The Peruvian Interior Ministry clearly demonstrated the political nature of this persecution when it published a statement mere hours after the arrest, accusing the two of violating the terms of their tourist visas and inciting communities to violence, stating that they were a threat to public order, while explicitly noting that HudBay had all the necessary permits to operate its mine.
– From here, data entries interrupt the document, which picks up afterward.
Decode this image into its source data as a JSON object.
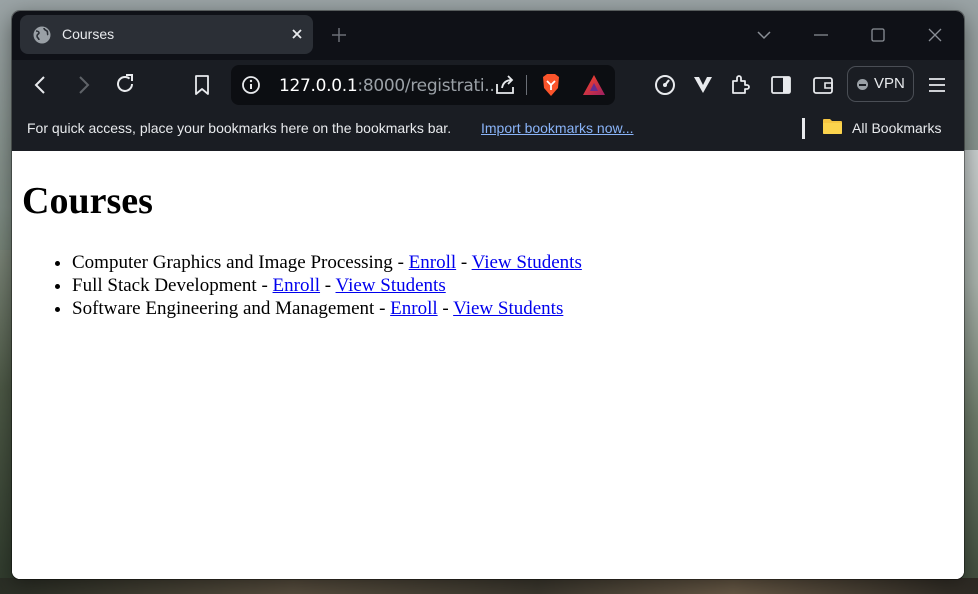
{
  "browser": {
    "tab": {
      "title": "Courses",
      "favicon": "globe-icon"
    },
    "toolbar": {
      "url_host": "127.0.0.1",
      "url_rest": ":8000/registrati...",
      "vpn_label": "VPN"
    },
    "bookmarks_bar": {
      "message": "For quick access, place your bookmarks here on the bookmarks bar.",
      "import_link": "Import bookmarks now...",
      "all_bookmarks": "All Bookmarks"
    },
    "colors": {
      "accent_link": "#8ab4f8",
      "brave_orange": "#fb542b"
    }
  },
  "page": {
    "heading": "Courses",
    "courses": [
      {
        "name": "Computer Graphics and Image Processing",
        "sep1": " - ",
        "enroll": "Enroll",
        "sep2": " - ",
        "view": "View Students"
      },
      {
        "name": "Full Stack Development",
        "sep1": " - ",
        "enroll": "Enroll",
        "sep2": " - ",
        "view": "View Students"
      },
      {
        "name": "Software Engineering and Management",
        "sep1": " - ",
        "enroll": "Enroll",
        "sep2": " - ",
        "view": "View Students"
      }
    ]
  }
}
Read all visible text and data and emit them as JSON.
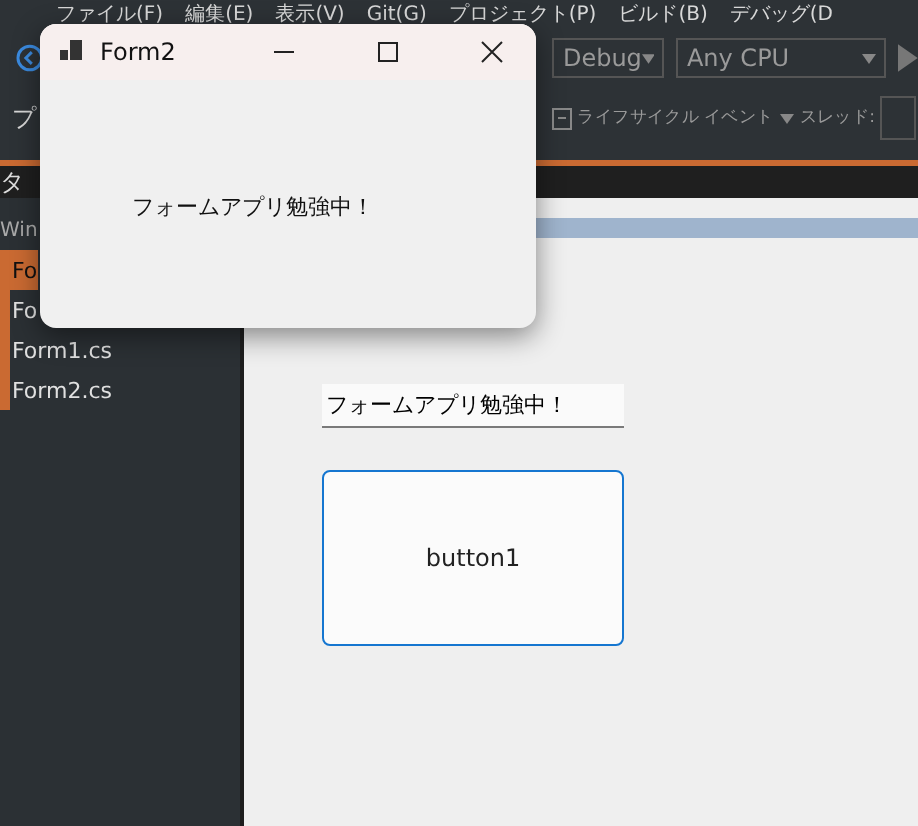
{
  "ide": {
    "menu": [
      "ファイル(F)",
      "編集(E)",
      "表示(V)",
      "Git(G)",
      "プロジェクト(P)",
      "ビルド(B)",
      "デバッグ(D"
    ],
    "toolbar": {
      "configuration": "Debug",
      "platform": "Any CPU"
    },
    "toolbar2": {
      "left_text": "プ",
      "lifecycle": "ライフサイクル イベント",
      "thread_label": "スレッド:"
    },
    "panel_tab": "タ",
    "sidebar": {
      "header": "Win",
      "items": [
        {
          "label": "Fo",
          "selected": true
        },
        {
          "label": "Fo",
          "selected": false
        },
        {
          "label": "Form1.cs",
          "selected": false
        },
        {
          "label": "Form2.cs",
          "selected": false
        }
      ]
    },
    "designer": {
      "textbox": {
        "value": "フォームアプリ勉強中！"
      },
      "button": {
        "label": "button1",
        "focused": true
      }
    }
  },
  "form2": {
    "title": "Form2",
    "label": "フォームアプリ勉強中！"
  }
}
In October, a Lima court confirmed that these violations were the result of HudBay's contract with the police, which had led the police and Peruvian authorities to act with a bias towards the interest of the company, and that Moore and Dougherty had been wrongly charged and sanctioned.
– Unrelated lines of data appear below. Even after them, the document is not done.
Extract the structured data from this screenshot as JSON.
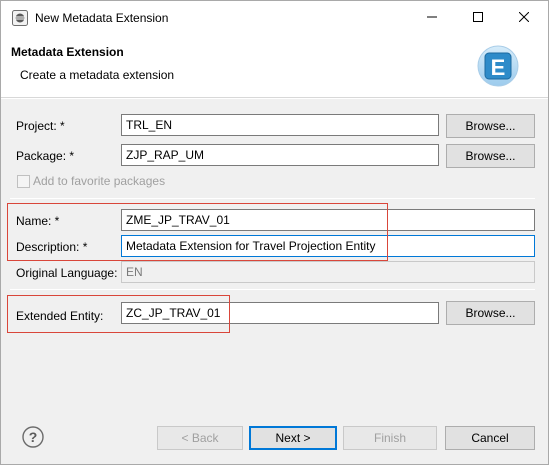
{
  "window": {
    "title": "New Metadata Extension",
    "controls": {
      "minimize": "minimize-icon",
      "maximize": "maximize-icon",
      "close": "close-icon"
    }
  },
  "banner": {
    "title": "Metadata Extension",
    "subtitle": "Create a metadata extension",
    "logo_letter": "E",
    "logo_color": "#2e8bc9"
  },
  "form": {
    "project": {
      "label": "Project: *",
      "value": "TRL_EN",
      "browse": "Browse..."
    },
    "package": {
      "label": "Package: *",
      "value": "ZJP_RAP_UM",
      "browse": "Browse..."
    },
    "favorite": {
      "label": "Add to favorite packages",
      "checked": false
    },
    "name": {
      "label": "Name: *",
      "value": "ZME_JP_TRAV_01"
    },
    "description": {
      "label": "Description: *",
      "value": "Metadata Extension for Travel Projection Entity"
    },
    "original_language": {
      "label": "Original Language:",
      "value": "EN"
    },
    "extended_entity": {
      "label": "Extended Entity:",
      "value": "ZC_JP_TRAV_01",
      "browse": "Browse..."
    }
  },
  "footer": {
    "help_icon": "help-icon",
    "back": "< Back",
    "next": "Next >",
    "finish": "Finish",
    "cancel": "Cancel"
  },
  "colors": {
    "highlight": "#d9463a",
    "focus": "#0078d7"
  }
}
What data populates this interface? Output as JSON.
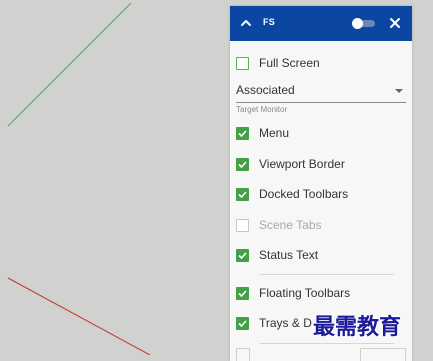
{
  "panel": {
    "title": "FS",
    "header_color": "#0b46a3",
    "collapse_icon": "chevron-up-icon",
    "close_icon": "close-icon",
    "toggle_on": false
  },
  "options": {
    "full_screen": {
      "label": "Full Screen",
      "checked": false
    },
    "target_monitor": {
      "value": "Associated",
      "caption": "Target Monitor"
    },
    "menu": {
      "label": "Menu",
      "checked": true
    },
    "viewport_border": {
      "label": "Viewport Border",
      "checked": true
    },
    "docked_toolbars": {
      "label": "Docked Toolbars",
      "checked": true
    },
    "scene_tabs": {
      "label": "Scene Tabs",
      "checked": false,
      "disabled": true
    },
    "status_text": {
      "label": "Status Text",
      "checked": true
    },
    "floating_toolbars": {
      "label": "Floating Toolbars",
      "checked": true
    },
    "trays_dialogs": {
      "label": "Trays & D",
      "checked": true
    }
  },
  "watermark": {
    "text": "最需教育"
  },
  "colors": {
    "check_green": "#43a047",
    "viewport_bg": "#d1d1cf",
    "axis_green": "#4caf50",
    "axis_red": "#c0392b"
  }
}
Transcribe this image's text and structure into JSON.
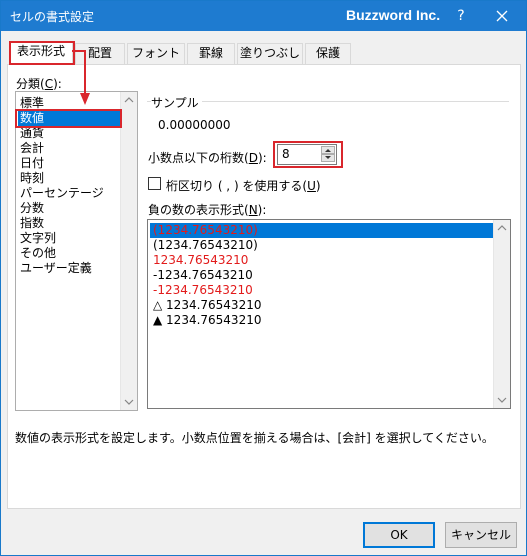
{
  "window": {
    "title": "セルの書式設定",
    "brand": "Buzzword Inc.",
    "help_label": "?",
    "close_icon": "close-icon"
  },
  "tabs": [
    {
      "label": "表示形式",
      "active": true
    },
    {
      "label": "配置",
      "active": false
    },
    {
      "label": "フォント",
      "active": false
    },
    {
      "label": "罫線",
      "active": false
    },
    {
      "label": "塗りつぶし",
      "active": false
    },
    {
      "label": "保護",
      "active": false
    }
  ],
  "category": {
    "label_prefix": "分類(",
    "label_key": "C",
    "label_suffix": "):",
    "items": [
      "標準",
      "数値",
      "通貨",
      "会計",
      "日付",
      "時刻",
      "パーセンテージ",
      "分数",
      "指数",
      "文字列",
      "その他",
      "ユーザー定義"
    ],
    "selected": "数値"
  },
  "sample": {
    "label": "サンプル",
    "value": "0.00000000"
  },
  "decimal": {
    "label_prefix": "小数点以下の桁数(",
    "label_key": "D",
    "label_suffix": "):",
    "value": "8"
  },
  "separator": {
    "label_prefix": "桁区切り ( , ) を使用する(",
    "label_key": "U",
    "label_suffix": ")",
    "checked": false
  },
  "negative": {
    "label_prefix": "負の数の表示形式(",
    "label_key": "N",
    "label_suffix": "):",
    "options": [
      {
        "text": "(1234.76543210)",
        "color": "red",
        "selected": true
      },
      {
        "text": "(1234.76543210)",
        "color": "black",
        "selected": false
      },
      {
        "text": "1234.76543210",
        "color": "red",
        "selected": false
      },
      {
        "text": "-1234.76543210",
        "color": "black",
        "selected": false
      },
      {
        "text": "-1234.76543210",
        "color": "red",
        "selected": false
      },
      {
        "text": "△ 1234.76543210",
        "color": "black",
        "selected": false
      },
      {
        "text": "▲ 1234.76543210",
        "color": "black",
        "selected": false
      }
    ]
  },
  "description": "数値の表示形式を設定します。小数点位置を揃える場合は、[会計] を選択してください。",
  "buttons": {
    "ok": "OK",
    "cancel": "キャンセル"
  },
  "colors": {
    "titlebar": "#1e7bd0",
    "selection": "#0078d7",
    "highlight_box": "#d9262c",
    "negative_red": "#e21b1b"
  }
}
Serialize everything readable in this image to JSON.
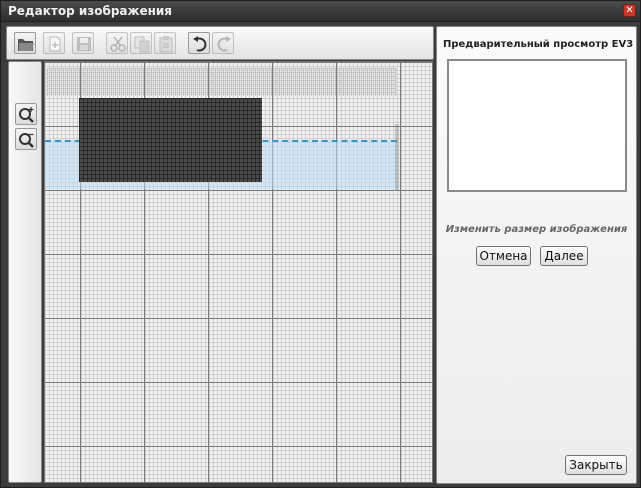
{
  "window": {
    "title": "Редактор изображения",
    "close_glyph": "✕"
  },
  "toolbar": {
    "buttons": [
      {
        "name": "open-icon",
        "enabled": true
      },
      {
        "name": "new-icon",
        "enabled": false
      },
      {
        "name": "save-icon",
        "enabled": false
      },
      {
        "name": "cut-icon",
        "enabled": false
      },
      {
        "name": "copy-icon",
        "enabled": false
      },
      {
        "name": "paste-icon",
        "enabled": false
      },
      {
        "name": "undo-icon",
        "enabled": true
      },
      {
        "name": "redo-icon",
        "enabled": false
      }
    ]
  },
  "zoom": {
    "in_icon": "zoom-in-icon",
    "out_icon": "zoom-out-icon"
  },
  "right_panel": {
    "preview_title": "Предварительный просмотр EV3",
    "resize_label": "Изменить размер изображения",
    "cancel_label": "Отмена",
    "next_label": "Далее",
    "close_label": "Закрыть"
  },
  "colors": {
    "selection_dash": "#3a93c9",
    "title_bar": "#3a3a3a",
    "close_button": "#c43a2a"
  }
}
DHSF also points out that this environment of social control, and increased inequality and conflict “contrasts sharply with the company's code of ethics for respect and relations with rural communities and local populations.”

In both the Peruvian and Guatemalan cases, the private use of public police and military forces serves as part of a general strategy of social and territorial control to protect corporate interests.

The full report in Spanish can be found here.

Background on HudBay’s ongoing lawsuit in Toronto

On November 8, 2019 an Ontario Court heard a motion from 11 Maya Q’eqchi’ women from Guatemala to amend the Statement of Claim in their ongoing lawsuit against Hudbay Minerals to provide further clarification and details regarding the deep involvement of Skye Resources Inc. (now part of Hudbay Minerals) in the violent eviction of their community on January 17, 2007 that lead to the rape of the plaintiffs by the men conducting the eviction.

According to an update circulated by Rights Action, “HudBay Minerals/Skye Resources’ corporate officers were fully aware of many of the most serious underlying issues in Guatemala – endemic repression and violence, racism, and corruption and impunity – and that they chose to plan and coordinate directly with the Guatemalan military and police, and their own security guards (many being former military and police) to violently remove the Q’eqchi’ inhabitants from their lands, knowing that there were serious risks of violence and repression and knowing that there were unaddressed underlying legal questions as to the validity of Hudbay/Skye claims to the lands in question.”

The testimonies and amendments presented this Friday will help to demonstrate that the company:

- paid large undercover monetary payments to the Guatemalan police and military for their service in the forcible evictions;
- worked extremely closely with the Guatemalan police and military as an integral part of an overall team in preparation for the forcible eviction;
- took a highly aggressive and confrontational strategy in dealing with the land conflict with the Plaintiffs’ Q’eqchi’ community in remote Guatemala;
- proceeded with evictions that involved use of force despite knowing that Guatemalan police and military had a record of violence and abuse at evictions;
- acted closely with the police and military in the evictions themselves as an integral part of what amounted to a de facto military operation.

See a full background of the ongoing court case here: Hudbay Minerals lawsuits (liability for gang-rape, murder, shooting-maiming) public court hearing: November 8, 2019, Toronto [ ... ts-hearing ]

Press Contacts:

Angela Choc, one of the plaintiffs in the Guatemala case, available for interviews via Grahame Russell (Rights Action),
Jose Antonio Romero, lead investigator on the report, Derechos Humanos Sin Fronteras,
Jen Moore,Institute for Policy Studies - Global Economy Project,
Kirsten Francescone, MiningWatch Canada, (for assistance setting up interviews, or translation)
Site Admin
Posts: 8625
Joined: Wed May 03, 2006 3:23 pm

Return to Canadian Mining

Who is online

Users browsing this forum: No registered users and 2 guests